Tucked inside three layers of folders on my Google Drive in a document I’ve titled “Notes” is the genesis of my “next big writing project.” For the past few weeks, I’ve been tossing in quotes and vignettes. I’ve written some introductory thoughts. It’s a project I’m excited about and want to work on every chance I get. When I think about what it means to be a writer, I think about making progress on that book.
Does that mean on the days I don’t get around to working on it that I’m not a writer? Absolutely not. I do loads of other writing almost every day in the form of blog posts, newsletters, essays, articles, Facebook posts, Tweets, emails, letters, and more. What if I counted all of the words as part of my work as a writer?
“As you think of developing a writing habit, realize that you probably already do write every day,” writes Ann Handley in Everybody Writes: Your Go-To Guide to Developing Ridiculously Good Content. “You write emails; you post to Facebook, Twitter, or Instagram; you comment on blogs. Recognize all that posting for what it is: writing. And reframe it as a legit aspect of your daily workout — in the same way always taking the stairs becomes, over time, part of a fitness regimen.”

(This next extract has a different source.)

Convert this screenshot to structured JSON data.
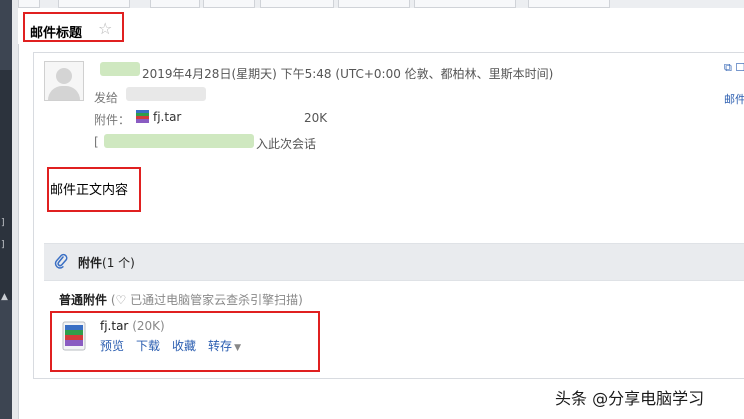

The thing about counting all the writing I do as writing is that I probably need to give it all the same attention, the same care as I do my very special writing tucked away in that hidden folder. What if I took all the writing I do more seriously? Would I become a better a writer?
Most likely. But here’s the real kicker: if all the writing I do is writing and I give it all the same care and attention as my very special writing, that probably means everybody I write for is an audience I should know and care about.

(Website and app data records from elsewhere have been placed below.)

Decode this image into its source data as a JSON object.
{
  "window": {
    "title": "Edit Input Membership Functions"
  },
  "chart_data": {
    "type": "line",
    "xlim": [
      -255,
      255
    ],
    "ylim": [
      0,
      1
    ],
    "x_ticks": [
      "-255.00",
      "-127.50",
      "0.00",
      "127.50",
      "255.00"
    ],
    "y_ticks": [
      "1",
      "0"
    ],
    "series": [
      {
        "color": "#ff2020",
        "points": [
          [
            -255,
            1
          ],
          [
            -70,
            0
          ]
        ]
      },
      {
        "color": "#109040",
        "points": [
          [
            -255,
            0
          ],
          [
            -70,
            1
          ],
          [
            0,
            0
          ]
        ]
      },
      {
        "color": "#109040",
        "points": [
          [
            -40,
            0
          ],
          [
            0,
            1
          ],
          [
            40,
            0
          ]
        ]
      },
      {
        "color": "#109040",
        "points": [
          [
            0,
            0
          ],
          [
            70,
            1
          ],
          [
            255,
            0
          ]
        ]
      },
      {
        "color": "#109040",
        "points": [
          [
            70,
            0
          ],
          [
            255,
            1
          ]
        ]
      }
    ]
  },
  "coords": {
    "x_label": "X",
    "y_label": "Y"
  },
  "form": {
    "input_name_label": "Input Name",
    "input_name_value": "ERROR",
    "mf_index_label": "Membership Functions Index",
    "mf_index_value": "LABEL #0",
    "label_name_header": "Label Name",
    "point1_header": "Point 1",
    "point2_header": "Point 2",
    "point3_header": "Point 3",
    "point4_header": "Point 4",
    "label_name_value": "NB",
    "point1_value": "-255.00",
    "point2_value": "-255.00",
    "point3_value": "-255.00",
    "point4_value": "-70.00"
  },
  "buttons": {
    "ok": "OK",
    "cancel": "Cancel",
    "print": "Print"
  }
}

“We all have easy access to a publishing platform and a potential audience,” Handley writes. “We all have great power to influence, educate, entertain, and help — but also to annoy, irritate, and … sometimes … fritter away our opportunity entirely.”
The challenge for everyone who writes, Handley concludes, “is to respect their audiences and deliver what the audience needs in a way that’s useful, enjoyable, and inspired.”
If you want to become a better writer, if you want to give more care and attention to the really big and special writing projects you have planned, if you want to get better at knowing and writing for your audience, then do yourself — and your audience — a favor: treat all your writing, especially the writing you already do every day, the same way.
For the next few weeks, I’m writing my Resources for Writers based on principles from Ann Handley’s Everybody Writes: Your Go-To Guide to Creating Ridiculously Good Content. If you’d like to read along with me, pick up a copy of Ann’s book at your local library or bookstore. Or, if you’d like to support what I do here, order a copy using my Amazon affiliate link.